I've fancied doing Six Degrees of Separation for a long time, just never got around to it. It's hosted by Books Are My Favourite and Best and is a monthly meme.
Books can be linked in obvious ways – for example, books by the same authors, from the same era or genre, or books with similar themes or settings. Or, you may choose to link them in more personal ways: books you read on the same holiday, books given to you by a particular friend, books that remind you of a particular time in your life, or books you read for an online challenge.
A book doesn’t need to be connected to all the other books on the list, only to the ones next to them in the chain.
I decided to try and use books that I've either read or are on my to be read pile.
The chain begins this month with Daisy Jones and the Six, a book I'd neither read nor even heard of. (Good start!)
I gather it charts the rise and fall of a 1970s rock band and centres on a female songwriter connected to them, Daisy Jones. It doesn't sound like a book I'll be rushing to read but I assume young Daisy is an independently minded young woman who went her own way and so is another 'Daisy', one of my favourite characters from the crime genre, Daisy Dalrymple.
Superfluous Women is one of the best in the series as it deals with the serious subject of the two million 'superfluous' women left without any hope of marrying after the carnage of World War One. Three of these women have moved in together in this book and are unfortunate enough to find a body in their cellar. Which is also what ex-Chief Inspector Wexford has to deal with in my next book.

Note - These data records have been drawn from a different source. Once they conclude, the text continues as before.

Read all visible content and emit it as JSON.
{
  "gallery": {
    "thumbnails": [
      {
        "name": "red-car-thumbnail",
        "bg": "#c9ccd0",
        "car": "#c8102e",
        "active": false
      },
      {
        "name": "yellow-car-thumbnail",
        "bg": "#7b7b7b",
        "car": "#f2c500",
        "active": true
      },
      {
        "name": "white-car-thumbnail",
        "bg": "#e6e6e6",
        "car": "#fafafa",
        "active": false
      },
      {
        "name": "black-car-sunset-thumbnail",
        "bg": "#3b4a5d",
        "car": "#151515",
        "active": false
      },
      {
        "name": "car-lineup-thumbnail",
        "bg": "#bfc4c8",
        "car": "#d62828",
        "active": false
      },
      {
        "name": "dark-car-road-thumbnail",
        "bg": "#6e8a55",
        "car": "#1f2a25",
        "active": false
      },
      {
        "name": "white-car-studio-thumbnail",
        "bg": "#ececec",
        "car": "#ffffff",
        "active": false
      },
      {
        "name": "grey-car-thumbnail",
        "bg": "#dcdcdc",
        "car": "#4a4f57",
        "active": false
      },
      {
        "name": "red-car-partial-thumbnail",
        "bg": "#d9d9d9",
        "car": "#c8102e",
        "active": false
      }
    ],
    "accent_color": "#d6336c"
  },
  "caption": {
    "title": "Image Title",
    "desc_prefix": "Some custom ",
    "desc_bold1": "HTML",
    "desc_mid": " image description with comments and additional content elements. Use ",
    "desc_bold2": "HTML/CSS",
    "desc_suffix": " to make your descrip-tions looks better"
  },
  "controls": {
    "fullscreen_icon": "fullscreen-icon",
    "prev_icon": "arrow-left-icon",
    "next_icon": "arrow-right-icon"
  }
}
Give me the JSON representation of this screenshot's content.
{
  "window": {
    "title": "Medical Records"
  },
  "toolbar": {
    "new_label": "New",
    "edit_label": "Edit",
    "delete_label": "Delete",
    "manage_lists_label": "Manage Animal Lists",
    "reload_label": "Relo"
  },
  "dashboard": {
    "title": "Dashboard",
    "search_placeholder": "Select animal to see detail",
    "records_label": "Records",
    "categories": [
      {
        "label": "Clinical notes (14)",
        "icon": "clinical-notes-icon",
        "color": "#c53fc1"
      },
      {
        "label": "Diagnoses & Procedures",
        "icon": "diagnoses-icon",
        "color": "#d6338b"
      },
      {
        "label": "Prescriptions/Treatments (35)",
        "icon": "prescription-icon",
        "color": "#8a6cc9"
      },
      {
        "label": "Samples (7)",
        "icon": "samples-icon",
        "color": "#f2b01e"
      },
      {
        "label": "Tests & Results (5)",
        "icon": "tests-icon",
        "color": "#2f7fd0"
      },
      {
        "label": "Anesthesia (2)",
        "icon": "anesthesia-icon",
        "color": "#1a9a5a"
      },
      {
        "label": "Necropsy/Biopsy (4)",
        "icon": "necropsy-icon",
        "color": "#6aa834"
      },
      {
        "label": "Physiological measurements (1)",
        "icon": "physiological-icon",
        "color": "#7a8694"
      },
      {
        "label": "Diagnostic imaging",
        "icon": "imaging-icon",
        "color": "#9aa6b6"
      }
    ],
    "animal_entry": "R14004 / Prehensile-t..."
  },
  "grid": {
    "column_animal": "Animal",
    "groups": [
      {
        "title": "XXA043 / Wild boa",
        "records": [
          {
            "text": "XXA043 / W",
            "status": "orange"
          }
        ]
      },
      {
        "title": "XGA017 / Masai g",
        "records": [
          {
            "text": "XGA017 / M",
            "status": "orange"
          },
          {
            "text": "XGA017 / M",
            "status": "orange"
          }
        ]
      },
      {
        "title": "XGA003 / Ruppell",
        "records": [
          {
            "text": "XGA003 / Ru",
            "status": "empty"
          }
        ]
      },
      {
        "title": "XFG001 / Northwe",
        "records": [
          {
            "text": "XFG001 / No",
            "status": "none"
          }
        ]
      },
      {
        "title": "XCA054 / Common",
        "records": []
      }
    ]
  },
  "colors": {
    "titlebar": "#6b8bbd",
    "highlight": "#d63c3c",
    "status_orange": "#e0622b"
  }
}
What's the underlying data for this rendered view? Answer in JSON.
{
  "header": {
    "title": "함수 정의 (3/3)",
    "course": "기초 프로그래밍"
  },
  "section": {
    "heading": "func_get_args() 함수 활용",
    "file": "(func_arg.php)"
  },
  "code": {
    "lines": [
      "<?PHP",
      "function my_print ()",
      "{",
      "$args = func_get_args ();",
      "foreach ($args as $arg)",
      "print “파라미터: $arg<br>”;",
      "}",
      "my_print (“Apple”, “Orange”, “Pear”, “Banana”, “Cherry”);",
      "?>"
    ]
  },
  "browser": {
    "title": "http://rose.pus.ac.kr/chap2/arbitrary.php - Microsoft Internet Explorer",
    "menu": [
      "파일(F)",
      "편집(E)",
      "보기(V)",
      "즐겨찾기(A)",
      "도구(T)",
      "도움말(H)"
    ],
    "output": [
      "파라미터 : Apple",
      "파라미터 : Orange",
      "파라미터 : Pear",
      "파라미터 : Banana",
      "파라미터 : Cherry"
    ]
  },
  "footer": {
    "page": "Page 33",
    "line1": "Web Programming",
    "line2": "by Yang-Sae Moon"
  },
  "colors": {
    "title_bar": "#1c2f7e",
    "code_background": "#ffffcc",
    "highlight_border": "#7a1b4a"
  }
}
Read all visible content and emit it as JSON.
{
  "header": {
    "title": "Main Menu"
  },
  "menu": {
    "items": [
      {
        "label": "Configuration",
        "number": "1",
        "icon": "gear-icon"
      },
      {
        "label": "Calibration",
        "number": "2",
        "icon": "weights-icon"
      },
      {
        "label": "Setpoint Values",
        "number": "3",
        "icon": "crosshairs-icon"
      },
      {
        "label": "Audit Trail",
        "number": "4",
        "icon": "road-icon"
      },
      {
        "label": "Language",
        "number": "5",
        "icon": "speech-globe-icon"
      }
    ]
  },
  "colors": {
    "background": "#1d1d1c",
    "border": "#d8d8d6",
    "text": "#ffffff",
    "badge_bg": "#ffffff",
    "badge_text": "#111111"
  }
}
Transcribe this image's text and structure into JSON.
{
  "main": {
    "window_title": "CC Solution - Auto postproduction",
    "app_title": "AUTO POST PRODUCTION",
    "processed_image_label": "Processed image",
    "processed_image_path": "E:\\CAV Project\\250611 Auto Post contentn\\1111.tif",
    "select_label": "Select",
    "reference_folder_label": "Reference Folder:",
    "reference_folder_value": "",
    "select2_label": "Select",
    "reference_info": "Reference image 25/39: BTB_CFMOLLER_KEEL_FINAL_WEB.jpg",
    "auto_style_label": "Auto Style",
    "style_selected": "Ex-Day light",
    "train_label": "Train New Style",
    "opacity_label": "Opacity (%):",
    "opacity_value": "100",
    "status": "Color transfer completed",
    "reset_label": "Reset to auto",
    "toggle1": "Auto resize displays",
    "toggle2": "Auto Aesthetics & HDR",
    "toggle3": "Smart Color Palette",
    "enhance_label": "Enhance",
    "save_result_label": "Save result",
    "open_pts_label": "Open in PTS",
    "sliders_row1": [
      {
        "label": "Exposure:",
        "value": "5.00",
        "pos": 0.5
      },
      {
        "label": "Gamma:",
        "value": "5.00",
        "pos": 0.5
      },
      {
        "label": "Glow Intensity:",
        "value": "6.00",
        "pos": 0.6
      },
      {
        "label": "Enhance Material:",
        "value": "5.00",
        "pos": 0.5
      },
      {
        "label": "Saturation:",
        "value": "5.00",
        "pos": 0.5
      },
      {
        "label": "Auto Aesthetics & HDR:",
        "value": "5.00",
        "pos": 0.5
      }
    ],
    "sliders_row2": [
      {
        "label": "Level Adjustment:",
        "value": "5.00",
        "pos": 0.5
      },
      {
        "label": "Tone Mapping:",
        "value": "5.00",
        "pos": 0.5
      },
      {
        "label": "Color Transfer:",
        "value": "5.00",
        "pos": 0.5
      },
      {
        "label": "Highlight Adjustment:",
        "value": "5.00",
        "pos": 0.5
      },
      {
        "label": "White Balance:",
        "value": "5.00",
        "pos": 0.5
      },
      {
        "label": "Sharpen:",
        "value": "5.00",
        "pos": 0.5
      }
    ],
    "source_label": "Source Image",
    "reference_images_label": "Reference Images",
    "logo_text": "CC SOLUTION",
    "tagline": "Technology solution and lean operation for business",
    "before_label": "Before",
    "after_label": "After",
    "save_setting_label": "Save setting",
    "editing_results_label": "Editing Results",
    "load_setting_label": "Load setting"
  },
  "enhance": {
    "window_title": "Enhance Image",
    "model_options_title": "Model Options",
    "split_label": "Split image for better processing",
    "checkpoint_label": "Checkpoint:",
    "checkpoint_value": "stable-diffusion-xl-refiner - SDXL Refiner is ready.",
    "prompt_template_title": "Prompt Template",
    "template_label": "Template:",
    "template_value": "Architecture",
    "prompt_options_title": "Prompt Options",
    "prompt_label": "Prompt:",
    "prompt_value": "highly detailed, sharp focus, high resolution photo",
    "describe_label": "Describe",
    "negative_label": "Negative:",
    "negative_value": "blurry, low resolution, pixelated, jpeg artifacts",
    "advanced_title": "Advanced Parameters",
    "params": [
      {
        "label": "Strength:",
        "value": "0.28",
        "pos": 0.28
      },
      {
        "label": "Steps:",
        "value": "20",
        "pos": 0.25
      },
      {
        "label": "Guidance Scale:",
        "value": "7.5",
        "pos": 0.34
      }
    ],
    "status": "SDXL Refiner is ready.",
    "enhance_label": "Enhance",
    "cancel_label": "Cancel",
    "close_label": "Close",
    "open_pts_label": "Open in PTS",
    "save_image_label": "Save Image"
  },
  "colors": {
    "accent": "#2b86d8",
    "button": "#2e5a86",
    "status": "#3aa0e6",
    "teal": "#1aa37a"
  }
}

Wexford has retired in The Vault, and is spending quite a lot of time in London. He has his books but it's not quite enough so he walks the streets of the city every day discovering new places and eventually comes across an ex-colleague. The colleague asks him to help solve a case he's on where the remains of three bodies have been found in an underground coal-hole. Also walking the streets of London was author, Mark Mason.
In Walk the Lines the author decides to walk the entire length of the London Undergroud, or 'Tube', but not down there (because... you know... 'dangerous') above ground on the streets, taking in all of the stations. And stations are the main theme of my next book.
I haven't read Station to Station by James Attlee yet but it's on my TBR pile. The author focusses on the London to Bristol railway line and explores what lies around it... various towns, The Thames Valley, many different people with amazing stories. And ghosts. Charles 1, Oscar Wilde, Charles Dickens, Lawrence of Arabia, Diana Dors (!), the spooky list is endless apparently. And it seems the railways are very good hunting (or should that be 'haunting'?) grounds for your average ghost, which leads me to my next book.
The Ghost Now Standing on Platform One edited by Richard Peyton is one of my all-time favourite ghost anthologies. It's full of fictional ghost stories and real life experiences and is beautifully illustrated. A real gem.
Well that was fun! From the first book I moved on to murder in dark undergroud places, to strolling around London, to railway stations and thus to the ghosts that haunt them. Quite a journey! Will definitely have another go at this meme at some stage.
Next month's Six Degrees will start with Fleishman is in Trouble by Taffy Brodesser-Ackner, another book I've not heard of.